** GOAL OF THE EXERCISE **
Across the listing, count the lines that include the string "Zone". Give nothing besides the number.

** LISTED RECORDS **
BEGIN

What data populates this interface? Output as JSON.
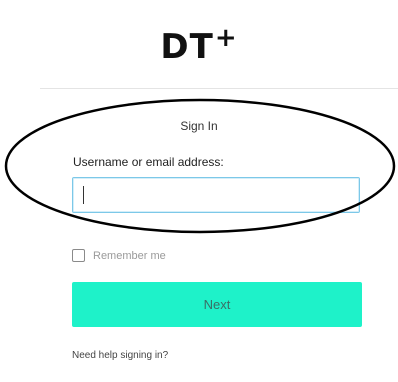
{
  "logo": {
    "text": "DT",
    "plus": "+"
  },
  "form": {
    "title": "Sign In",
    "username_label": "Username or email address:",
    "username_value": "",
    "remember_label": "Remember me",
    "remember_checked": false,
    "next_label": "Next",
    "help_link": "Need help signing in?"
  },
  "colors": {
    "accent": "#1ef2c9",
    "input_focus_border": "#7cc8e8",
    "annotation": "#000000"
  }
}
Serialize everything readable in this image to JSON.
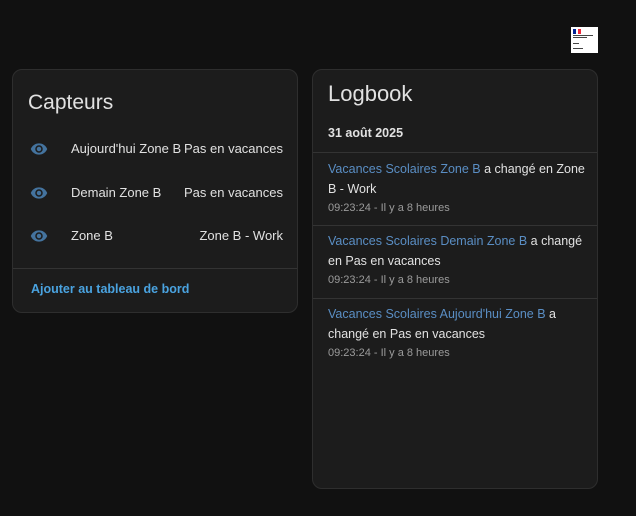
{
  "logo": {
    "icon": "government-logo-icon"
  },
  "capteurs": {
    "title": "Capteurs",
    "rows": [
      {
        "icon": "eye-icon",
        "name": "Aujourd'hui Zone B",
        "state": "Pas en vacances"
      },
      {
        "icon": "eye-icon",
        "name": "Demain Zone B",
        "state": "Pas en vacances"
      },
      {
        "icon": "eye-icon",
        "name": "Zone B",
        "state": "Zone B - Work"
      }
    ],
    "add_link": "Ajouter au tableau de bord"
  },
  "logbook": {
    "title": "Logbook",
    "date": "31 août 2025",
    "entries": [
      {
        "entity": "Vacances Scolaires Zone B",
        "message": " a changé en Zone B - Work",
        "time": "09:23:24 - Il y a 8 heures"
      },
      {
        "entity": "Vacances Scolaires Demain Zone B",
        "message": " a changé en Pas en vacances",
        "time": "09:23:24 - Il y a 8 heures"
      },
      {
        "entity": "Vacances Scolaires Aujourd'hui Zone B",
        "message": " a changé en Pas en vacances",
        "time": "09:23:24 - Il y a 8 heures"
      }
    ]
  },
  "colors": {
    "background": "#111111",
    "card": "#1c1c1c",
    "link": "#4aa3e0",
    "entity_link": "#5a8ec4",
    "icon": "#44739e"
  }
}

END
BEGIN

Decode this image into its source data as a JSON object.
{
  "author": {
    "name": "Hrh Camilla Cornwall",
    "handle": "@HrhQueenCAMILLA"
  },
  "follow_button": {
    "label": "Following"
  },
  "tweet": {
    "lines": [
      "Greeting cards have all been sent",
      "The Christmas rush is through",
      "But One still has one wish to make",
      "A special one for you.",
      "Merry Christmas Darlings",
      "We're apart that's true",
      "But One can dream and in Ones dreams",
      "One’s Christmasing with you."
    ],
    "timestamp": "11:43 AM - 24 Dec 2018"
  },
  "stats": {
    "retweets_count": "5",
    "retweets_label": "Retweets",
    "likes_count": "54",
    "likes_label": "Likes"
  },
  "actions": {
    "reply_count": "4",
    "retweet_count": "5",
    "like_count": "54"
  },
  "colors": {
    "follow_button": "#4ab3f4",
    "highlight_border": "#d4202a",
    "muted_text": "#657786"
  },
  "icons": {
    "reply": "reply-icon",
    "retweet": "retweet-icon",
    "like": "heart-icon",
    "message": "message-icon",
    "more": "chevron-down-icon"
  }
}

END

** SOLUTION TO THE PROBLEM **
8